I recently had the opportunity to revisit two films from 1998: Terrence Malick's The Thin Red Line and Steven Spielberg's blockbuster Saving Private Ryan. It proved to be an interesting study in how personal perceptions change and movies age with time.
Like a lot of people, I was awestruck by the opening battle scene in Saving Private Ryan; like many of them, I was dumbfounded when the film was passed over for Best Picture in favor of chick flick piffle like Shakespeare in Love. I also saw The Thin Red Line in the theater soon after its release, and while I found it beautifully shot and certainly liked it, it by no means left the immediate impression upon me that Saving Private Ryan did. If you'd asked me at the time, I'd have told you that Malick's film simply lacked the memorable characters and exciting plotline of Saving Private Ryan. Looking back now, such a seems not only hasty, but to miss the entire point.
Ultimately, it's not so much that the characterization in Saving Private Ryan is so much fuller, but that we're already familiar with its characters from elsewhere, so it is easy to feel like we "know" them. In truth, after the undeniably visceral opening sequence, Saving Private Ryan turns into a fairly standard buddy/war movie, the whole "picked team of champions" motif we've seen time and again in movies like The Dirty Dozen and The Seven Samurai (the archetype of all films of this sort), but that has its roots in the epic and romantic literary traditions of almost every culture (but instead of the 47 Ronin seeking out retribution for their lord or the Knights of the Round Table searching for the Holy Grail, we get GIs on a morale mission). So what we get are stock characters: the bitchin' tough seargent, the feisty Brooklyn Jew, the REMF pussy, the pious southern sniper who prays bullets home (Spielberg strives for historical accuracy; if Saving Private Ryan had been set in Vietnam, I'm sure he would have cast Cuba Gooding Jr. in this role as the Magic Negro), and, of course, Tom Hanks in the role of Tom Hanks, Capt.
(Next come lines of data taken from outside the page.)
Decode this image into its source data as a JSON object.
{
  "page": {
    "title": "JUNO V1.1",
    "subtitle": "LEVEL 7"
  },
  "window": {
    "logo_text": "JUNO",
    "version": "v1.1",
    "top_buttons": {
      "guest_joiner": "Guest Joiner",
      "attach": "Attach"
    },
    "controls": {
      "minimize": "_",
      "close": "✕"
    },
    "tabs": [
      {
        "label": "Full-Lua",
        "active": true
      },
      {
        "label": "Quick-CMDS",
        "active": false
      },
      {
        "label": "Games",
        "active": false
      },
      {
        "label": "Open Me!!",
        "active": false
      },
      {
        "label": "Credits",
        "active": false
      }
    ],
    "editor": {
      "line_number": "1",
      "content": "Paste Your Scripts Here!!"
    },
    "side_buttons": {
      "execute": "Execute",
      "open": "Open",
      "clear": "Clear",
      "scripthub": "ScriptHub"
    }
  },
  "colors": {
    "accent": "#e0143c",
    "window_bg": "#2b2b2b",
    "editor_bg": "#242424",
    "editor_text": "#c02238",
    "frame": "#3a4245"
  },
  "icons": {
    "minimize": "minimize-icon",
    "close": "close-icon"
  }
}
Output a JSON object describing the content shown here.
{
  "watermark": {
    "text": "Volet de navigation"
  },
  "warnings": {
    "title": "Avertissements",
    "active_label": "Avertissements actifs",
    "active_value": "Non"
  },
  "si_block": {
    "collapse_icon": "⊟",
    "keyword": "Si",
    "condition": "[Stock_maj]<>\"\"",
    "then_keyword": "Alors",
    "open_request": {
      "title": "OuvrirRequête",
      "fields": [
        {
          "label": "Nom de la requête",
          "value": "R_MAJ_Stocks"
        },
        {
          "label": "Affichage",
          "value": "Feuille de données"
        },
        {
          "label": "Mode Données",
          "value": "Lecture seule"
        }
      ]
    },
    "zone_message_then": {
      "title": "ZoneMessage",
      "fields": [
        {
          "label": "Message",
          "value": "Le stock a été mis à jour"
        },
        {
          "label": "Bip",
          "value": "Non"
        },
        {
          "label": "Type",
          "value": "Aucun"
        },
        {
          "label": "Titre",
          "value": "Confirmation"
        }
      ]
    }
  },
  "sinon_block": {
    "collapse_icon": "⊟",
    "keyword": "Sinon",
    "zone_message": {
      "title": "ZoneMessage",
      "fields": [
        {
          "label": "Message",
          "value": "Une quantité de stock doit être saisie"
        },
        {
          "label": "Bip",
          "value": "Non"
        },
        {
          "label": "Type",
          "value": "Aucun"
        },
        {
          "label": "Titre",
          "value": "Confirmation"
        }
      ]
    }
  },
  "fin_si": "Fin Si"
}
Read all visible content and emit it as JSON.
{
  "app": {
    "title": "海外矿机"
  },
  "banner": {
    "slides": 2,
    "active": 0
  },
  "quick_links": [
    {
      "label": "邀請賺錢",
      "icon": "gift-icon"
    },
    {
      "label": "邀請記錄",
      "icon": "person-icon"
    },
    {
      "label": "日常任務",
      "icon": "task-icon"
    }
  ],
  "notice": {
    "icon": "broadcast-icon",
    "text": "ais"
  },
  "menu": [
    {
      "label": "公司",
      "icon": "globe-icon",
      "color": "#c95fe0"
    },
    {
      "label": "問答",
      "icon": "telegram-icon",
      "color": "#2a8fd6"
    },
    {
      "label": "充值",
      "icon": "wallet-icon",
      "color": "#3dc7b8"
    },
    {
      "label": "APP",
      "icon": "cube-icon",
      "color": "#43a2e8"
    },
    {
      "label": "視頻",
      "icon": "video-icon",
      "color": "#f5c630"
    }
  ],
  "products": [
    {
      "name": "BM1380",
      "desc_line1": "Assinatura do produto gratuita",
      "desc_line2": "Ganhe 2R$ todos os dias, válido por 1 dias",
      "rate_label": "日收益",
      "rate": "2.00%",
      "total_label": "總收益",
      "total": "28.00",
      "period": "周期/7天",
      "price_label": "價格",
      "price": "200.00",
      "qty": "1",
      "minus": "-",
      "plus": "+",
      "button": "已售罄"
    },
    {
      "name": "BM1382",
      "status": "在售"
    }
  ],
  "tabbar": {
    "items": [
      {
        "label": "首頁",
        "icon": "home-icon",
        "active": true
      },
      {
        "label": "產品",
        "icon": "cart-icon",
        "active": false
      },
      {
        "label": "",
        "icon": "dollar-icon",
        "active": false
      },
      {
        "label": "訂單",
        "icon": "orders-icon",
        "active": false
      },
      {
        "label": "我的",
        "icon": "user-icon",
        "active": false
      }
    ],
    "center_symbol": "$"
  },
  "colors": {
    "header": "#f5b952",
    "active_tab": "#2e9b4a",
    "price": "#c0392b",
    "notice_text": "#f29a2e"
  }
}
Everyman.
Unlike Spielberg, Malick is unwilling to take the easy road. There are no memorable "characters" here (Nick Nolte as a Patton wannabe comes closest), because, unlike Saving Private Ryan, The Thin Red Line isn't a movie about people and their choices, with war serving as a background and a tapestry on which weave a narrative, The Thin Red Line is a movie about war: its nature and the way it imposes itself upon the choices and lives of men. The real "protagonist" of The Thin Red Line is the Battle of Guadalcanal itself, and its character is developed, fully, deeply and with careful craftmanship.
The downside to this oblique approach is lost accessibility. The Thin Red Line rewards the attentive, patient viewer with a quietly brilliant film, but it's not buttered popcorn entertainment like Saving Private Ryan. The latter is a crowd pleaser that avoids hard questions. Its famed opening sequence was a gut punch the first time I saw it in the theater, a visceral, almost physical experience. Now the bouncing hand held camera shots and disorienting cuts seem like pandering artifice, and its naive moral clarity comes across as irresponsibly jingoistic. After witnessing 15 minutes of unremitting carnage inflicted upon American forces, we see the first German killed. When I saw it in the theater, half the audience cheered, which is clearly the reaction Spielberg was aiming for. During the extended periods of hokum between battle scenes, Tom Hanks' character indulges in self-important pop philosophy, but such contrived treacle can't cover up the simplistic moralism that underlies the whole picture. When the Pussy convinces Hanks not to murder a German soldier, the pardoned man appears later in the film just to slowly and sadistically stab one of the team members to death. I guess they should've wasted that Hun, no?
The Thin Red Line is something else entirely. Its power is rooted first in its structural rhythm, built from punctuating periods of suffocating tension (shot at a languid pace, and like Apocalypse Now and Platoon, using the claustrophobic beauty of the jungle to great effect) with the intense terror of battle (in this, mirroring war itself). The battle scenes themselves are constructed beautifully, and, reminiscent of Raging Bull, make a brutal poetry of violence through lyrical camera work. Cuts are kept to the bare minimum needed to convey the chaos of battle and, when closeups come, they don't focus pornographically on eviscerated and dismembered corpses (as in Saving Private Ryan), but on the faces and eyes of the officers and men. The emphasis is on the spiritual and psychological impact of war, rather than its purely physical toll. The final battle culminates in the capture of a Japanese position, and the slaughter of the handful of enemy troops who have surrendered. Malick refuses to justify or condemn this action, instead capturing it with a newsreel-like dispassion, simply documenting the moral ambiguity of war.